* _Your instructions_: Locate every line below that contains the word "wiadomości" and copy it.

* _Data section_:
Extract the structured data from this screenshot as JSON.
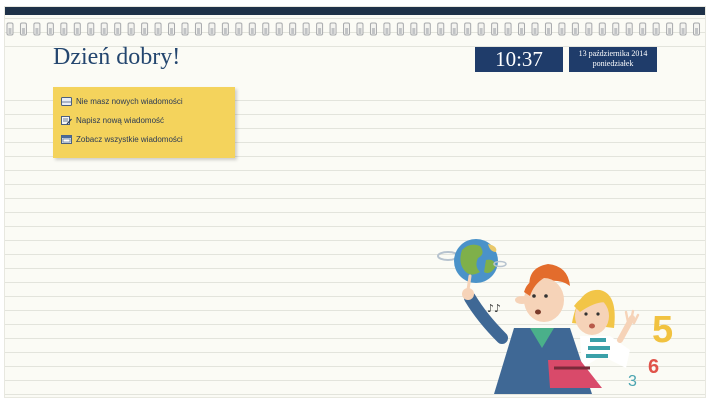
{
  "header": {
    "greeting": "Dzień dobry!",
    "time": "10:37",
    "date": "13 października 2014",
    "weekday": "poniedziałek"
  },
  "messages": {
    "items": [
      {
        "label": "Nie masz nowych wiadomości",
        "icon": "envelope-icon"
      },
      {
        "label": "Napisz nową wiadomość",
        "icon": "compose-icon"
      },
      {
        "label": "Zobacz wszystkie wiadomości",
        "icon": "inbox-icon"
      }
    ]
  },
  "illustration": {
    "numbers": [
      "5",
      "6",
      "3"
    ]
  },
  "colors": {
    "topbar": "#1e3148",
    "accent_blue": "#1f3c6a",
    "panel_yellow": "#f4d35c",
    "text_blue": "#24466f"
  }
}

* _Solution below_:
        "label": "Nie masz nowych wiadomości",
        "label": "Zobacz wszystkie wiadomości",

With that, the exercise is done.